usually dark aspect of thoroughly silicified wood is brought about by
the transparent chalcedony or quartz which lets the light penetrate
into depth where it is trapped among cell walls and decay products of
the wood. The presence of white spots indicates that some process had
been going on which deviated from the usual way of silicification.
the phenomenon is found in silicified wood from several locations and
may be quite common, it has aroused the interest of palaeobotanists and
fossil collectors, which apparently did not lead to an explanation. The
spots are often structured (Fig.1) and occasionally shaped, sized, and

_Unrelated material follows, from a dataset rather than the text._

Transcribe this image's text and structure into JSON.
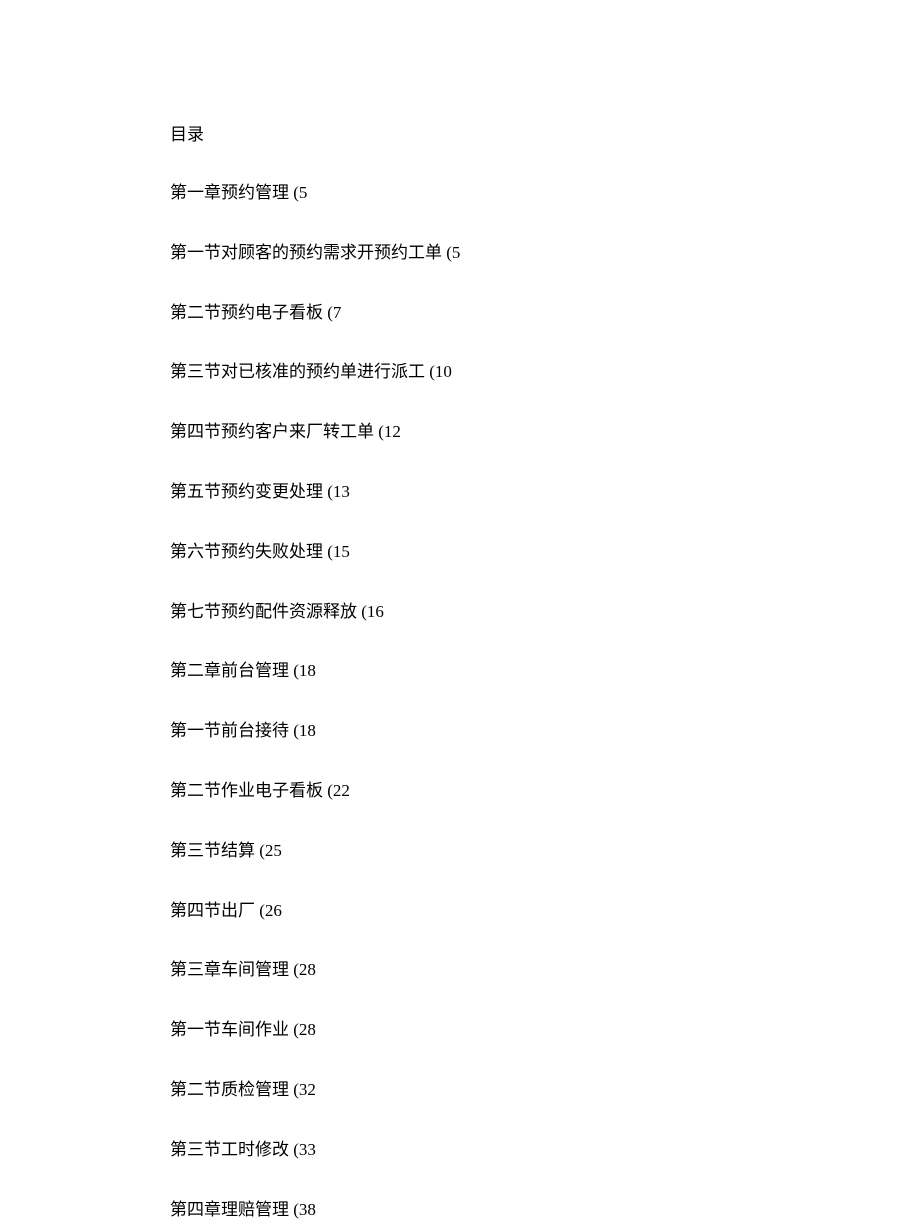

arranged on the tree trunk cross-section such that the whole may
resemble some poorly preserved Psaronius stem, and really had been

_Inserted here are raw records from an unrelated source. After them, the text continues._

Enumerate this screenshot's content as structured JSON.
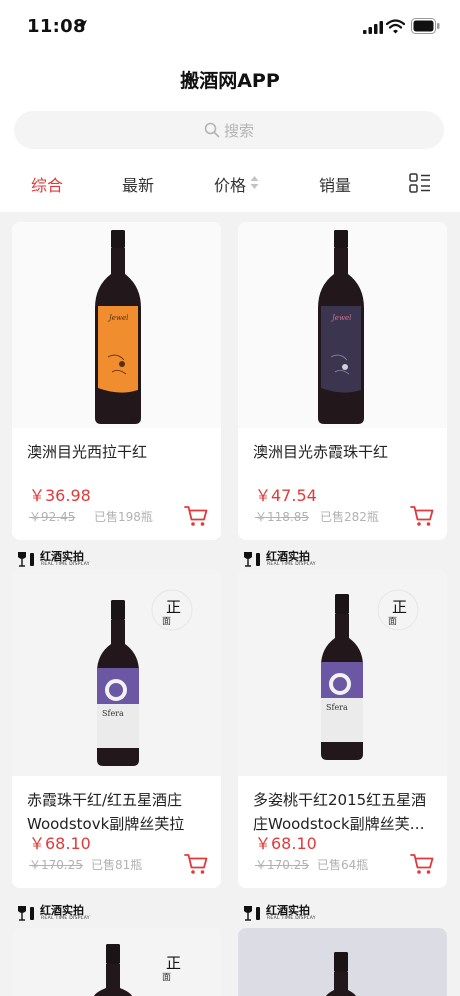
{
  "status": {
    "time": "11:08"
  },
  "header": {
    "title": "搬酒网APP"
  },
  "search": {
    "placeholder": "搜索"
  },
  "sort_tabs": [
    "综合",
    "最新",
    "价格",
    "销量"
  ],
  "products": [
    {
      "name": "澳洲目光西拉干红",
      "price": "￥36.98",
      "original_price": "￥92.45",
      "sold": "已售198瓶",
      "label_color": "#ef8d2f"
    },
    {
      "name": "澳洲目光赤霞珠干红",
      "price": "￥47.54",
      "original_price": "￥118.85",
      "sold": "已售282瓶",
      "label_color": "#3c3550"
    },
    {
      "name": "赤霞珠干红/红五星酒庄Woodstovk副牌丝芙拉赤…",
      "price": "￥68.10",
      "original_price": "￥170.25",
      "sold": "已售81瓶",
      "label_color": "#6b57a3"
    },
    {
      "name": "多姿桃干红2015红五星酒庄Woodstock副牌丝芙…",
      "price": "￥68.10",
      "original_price": "￥170.25",
      "sold": "已售64瓶",
      "label_color": "#6b57a3"
    }
  ],
  "badge": {
    "label": "红酒实拍",
    "sub": "REAL TIME DISPLAY"
  },
  "authentic": {
    "big": "正",
    "small": "面"
  },
  "sfera_label": "Sfera",
  "colors": {
    "accent": "#e23a3a",
    "bg": "#f2f2f2"
  }
}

repeatedly mistaken for such, once even by the famous B. Cotta
Fossil wood cross-section with structured spots due to some peculiarity

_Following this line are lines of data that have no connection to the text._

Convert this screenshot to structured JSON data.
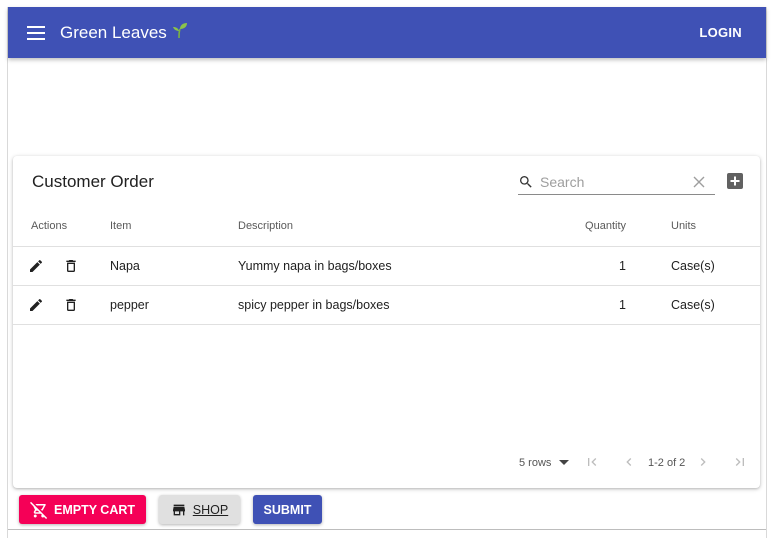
{
  "appbar": {
    "brand": "Green Leaves",
    "login_label": "LOGIN",
    "color": "#3f51b5"
  },
  "card": {
    "title": "Customer Order",
    "search_placeholder": "Search"
  },
  "table": {
    "headers": {
      "actions": "Actions",
      "item": "Item",
      "description": "Description",
      "quantity": "Quantity",
      "units": "Units"
    },
    "rows": [
      {
        "item": "Napa",
        "description": "Yummy napa in bags/boxes",
        "quantity": "1",
        "units": "Case(s)"
      },
      {
        "item": "pepper",
        "description": "spicy pepper in bags/boxes",
        "quantity": "1",
        "units": "Case(s)"
      }
    ]
  },
  "pager": {
    "rows_label": "5 rows",
    "range": "1-2 of 2"
  },
  "buttons": {
    "empty_cart": "EMPTY CART",
    "shop": "SHOP",
    "submit": "SUBMIT",
    "empty_cart_color": "#f50057"
  },
  "icons": [
    "menu-icon",
    "sprout-icon",
    "search-icon",
    "clear-icon",
    "add-box-icon",
    "edit-icon",
    "delete-icon",
    "dropdown-icon",
    "first-page-icon",
    "prev-page-icon",
    "next-page-icon",
    "last-page-icon",
    "remove-cart-icon",
    "store-icon"
  ]
}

of the silicification process which affects individual cells. (The
radial direction is horizontal. Note the bloated cell in the centre of the spots in Figs.2,3.)
aspect suggests the notion of growth beginning at a centre and
proceeding with some enigmatic periodicity. (See also "Silicified wood".)
The centre of growth is
distinctly seen in every structured spot
in Figs.2,3 as one cell cross-section
bloated into circular shape. As
a most peculiar fact, the central cell of the white spot can be either
dark or white. Hence, one may well suspect that the explanation of the
whole phenomenon must be rather complex. No explanation will be
proposed here but details are described which eventually will lead the
The straight border on the left in Fig.2 is due to a
pith ray which traverses the big spot and is vaguely seen coming out of
the spot on the right.
The centre may consist of more than one cell, as seen in Fig.4.
Fig.4: Fossil wood cross-section, cells with
white fill partially arranged along radial tracheid files.
Here, a tendency of the process to propagate along the radial cell
files of the wood is obvious, in addition to the other tendency to form
concentric zones. Not visible on these cross-sections but worth
mentioning is the strongest tendency, which is propagation along the
tracheids, so that in 3D, the spots are really slender rods.
It had been proposed that these Upper Carboniferous wood specimens developed
the spots much later, possibly in the Tertiary, by a similar process
which bleaches flint while exposed to the sun . That idea can be
by several observations indicating that the spots were early
short crack in Fig.5, whose gap is rather wide considering that its
length does not exceed the picture frame, must have formed
the whole was still soft, a silica gel in an intermediate state of
solidification. Obviously the white spot is older than the crack, hence
was formed early. From the fact that the wood structure is well
preserved in the spot but largely deformed and decayed in the vicinity
it is evident that the spots are areas of early mineralisation which
prevented decay, and that
some time must have elapsed between spot formation and solidification
of the whole.
Fig.5: Fossil wood cross-section with a
structured spot transversed by a crack indicating a
gel-like consitution of the whole while the crack was formed.
can be hoped that the observed details reported here, if combined with
further investigations, will lead to a satisfactory explanation of the
Samples found among gravel near Kyffhäuser Mountains,
Germany, uppermost Carboniferous,
provided by W.+G.
Borxleben. Photographs by
Sample labels: Fig.2: KyB/29.2,
Fig.3: KyB/29.3, Fig.5: KyB/6.1
Annotation 2012: Recently a beautifully patterned
coniferous-type fossil wood sample has been misidentified as Tempskya
by H. Kerp.
Dendrolithen in Bezug auf ihren inneren Bau. Leipzig und Dresden, 1832.
 H. Süss, P.
Rangnow: Die Fossiliensammlung Heinrich Cottas im
Museum für Naturkunde Berlin, Neue Museumskunde 27(1984), 17-30.
Weiss: Veröff. Mus. Naturk. Chemnitz 21(1998),